Personalized System of Instruction Interns Offer Custom Learning Experience and MentorshipPosted Feb. 7, 2013
Story by Caitlin Boozer
The School of Communication Studies welcomes its new PSI Student Interns for the Spring 2013 semester: Carmen Barbuto, Alisa Frye and Kyle Jones. The PSI (Personalized System of Instruction) Internship provides an opportunity for interns to assist with an Introduction to Human Communication (COMM 15000) course and provide personalized attention to these students’ learning needs while developing their own skills in mentoring and leadership.
McKenzie Pittman, COMM 15000 instructor for the spring 2013 semester, has experienced the course on every level: first as a student, then as an intern and now as the instructor. “The PSI internship gave me the opportunity to interact on a personal level with students, facilitating their individual growth, as well as encouraging group communication. The opportunity was essential in helping to shape my own teaching philosophy. Now, as an instructor of the basic course, I have three PSI interns in a classroom. With a different perspective on the internship, our interns will be invaluable in the classroom,” Pittman said.
Barbuto is a public communication major with a political science minor from Mount Vernon. She chose communication studies for its collegiate reputation, faculty, staff and the friendly environment in Taylor Hall. During her time as a PSI Intern, Barbuto is most looking forward “to getting to know the students in her group because she always valued having someone to look up to,” and says it would be great if she could be that person for her students.

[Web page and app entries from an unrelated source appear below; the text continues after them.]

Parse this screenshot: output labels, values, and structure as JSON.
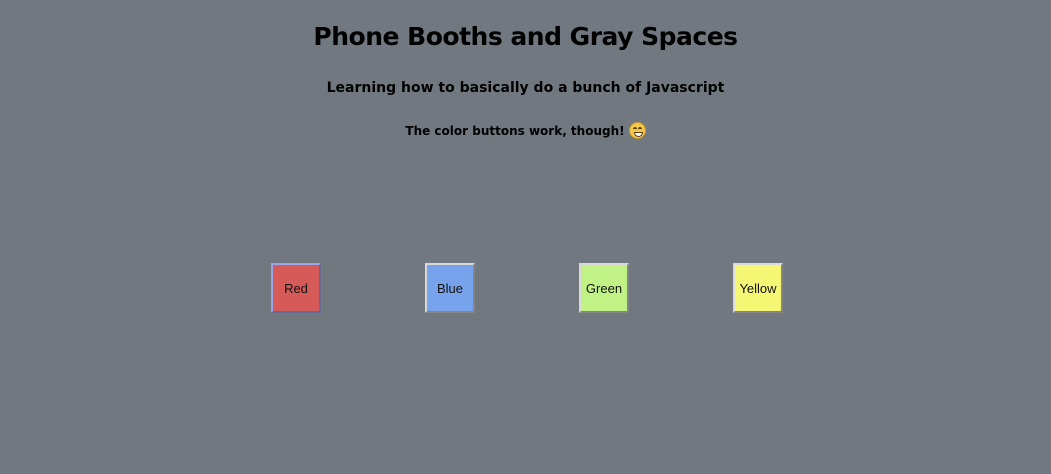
{
  "page": {
    "title": "Phone Booths and Gray Spaces",
    "subtitle": "Learning how to basically do a bunch of Javascript",
    "note": "The color buttons work, though!",
    "note_icon": "grinning-face-emoji",
    "background_color": "#717880"
  },
  "buttons": [
    {
      "label": "Red",
      "color": "#d65a58"
    },
    {
      "label": "Blue",
      "color": "#77a2ec"
    },
    {
      "label": "Green",
      "color": "#c0f285"
    },
    {
      "label": "Yellow",
      "color": "#f6f675"
    }
  ]
}
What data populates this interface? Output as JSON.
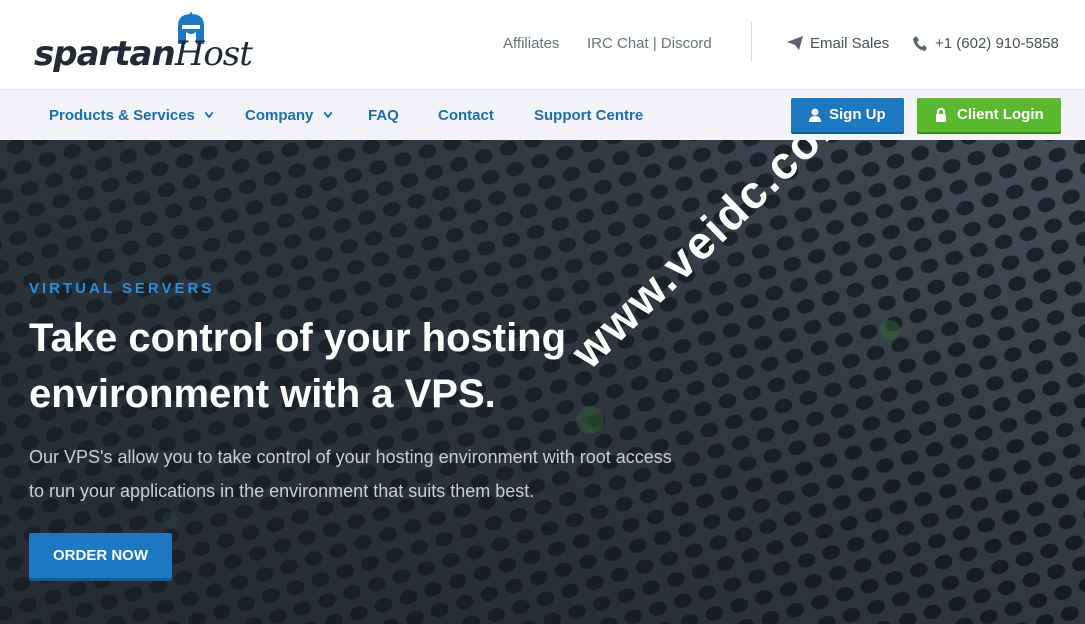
{
  "brand": {
    "logo_main": "spartan",
    "logo_accent": "Host",
    "logo_icon": "spartan-helmet-icon",
    "logo_color": "#222a35",
    "helmet_color": "#1c78c0"
  },
  "top_links": {
    "affiliates": "Affiliates",
    "irc": "IRC Chat | Discord"
  },
  "contact": {
    "email_label": "Email Sales",
    "email_icon": "paper-plane-icon",
    "phone": "+1 (602) 910-5858",
    "phone_icon": "phone-icon"
  },
  "nav": {
    "items": [
      {
        "label": "Products & Services",
        "has_dropdown": true
      },
      {
        "label": "Company",
        "has_dropdown": true
      },
      {
        "label": "FAQ",
        "has_dropdown": false
      },
      {
        "label": "Contact",
        "has_dropdown": false
      },
      {
        "label": "Support Centre",
        "has_dropdown": false
      }
    ],
    "signup_label": "Sign Up",
    "signup_icon": "user-icon",
    "login_label": "Client Login",
    "login_icon": "lock-icon"
  },
  "hero": {
    "eyebrow": "VIRTUAL SERVERS",
    "headline": "Take control of your hosting environment with a VPS.",
    "subtext": "Our VPS's allow you to take control of your hosting environment with root access to run your applications in the environment that suits them best.",
    "cta": "ORDER NOW"
  },
  "watermark": "www.veidc.com",
  "colors": {
    "nav_text": "#1a6fb0",
    "signup_bg": "#1c78c0",
    "login_bg": "#5bb92f",
    "eyebrow": "#2b8ed8",
    "cta_bg": "#1c78c0"
  }
}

Her plans after the internship include graduation and law school, with her primary interests being in sports/media law and criminal law.
Frye is an organizational communication major with a minor in advertising from Uniontown. She chose communication studies because she felt her enjoyment of public speaking meant the School would be a perfect fit for her. In the internship, Frye is most looking forward to seeing the classroom from a new perspective: as a mentor rather than a student. “I think this will be an experience in itself just being on the other side,” Frye said. Frye’s plans for the future include applying to graduate school, and she hopes to start in the spring.
Jones, a public communication major with a minor in interpersonal communication, is from Youngstown. He chose communication studies after reconsidering his initial decision to be a political science major. In the PSI Internship, Jones says that he “plans to serve as a peer mentor” to the students he will work with throughout the course. After graduation, Jones hopes to become a deputy registrar for the Ohio Bureau of Motor Vehicles. This will bring together his desire to own a business and make use of his public relations skills. Jones also hopes to attend graduate school and obtain a master’s degree in health communication.
For details on applying to the PSI internship for fall 2013, go to www.kent.edu/comm/undergraduateprogram/comm-15000-psi-internship.cfm.